Much of the concern about immigration adversely affecting crime derives from the fact that immigrants tend to have characteristics in common with native born populations that are disproportionately incarcerated. This perception of a link between immigration and crime led to legislation in the 1990s increasing punishments toward criminal aliens. Despite the widespread perception of a link between immigration and crime, immigrants have much lower institutionalization (incarceration) rates than the native born. More recently arrived immigrants have the lowest comparative incarceration rates, and this difference increased from 1980 to 2000.
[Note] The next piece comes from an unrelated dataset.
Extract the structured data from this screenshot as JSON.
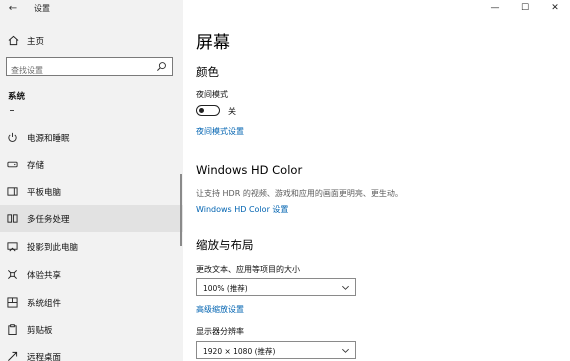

We present a model of immigrant self-selection that suggests why, despite poor labor market outcomes, immigrants may have better incarceration outcomes than the native-born. We examine whether the improvement in immigrants’ relative incarceration rates over the last three decades is linked to increased deportation, immigrant self-selection, or deterrence. Our evidence suggests that deportation and deterrence of immigrants’ crime commission from the threat of deportation are not driving the results. Rather, immigrants appear to be self-selected to have low criminal propensities and this has increased over time.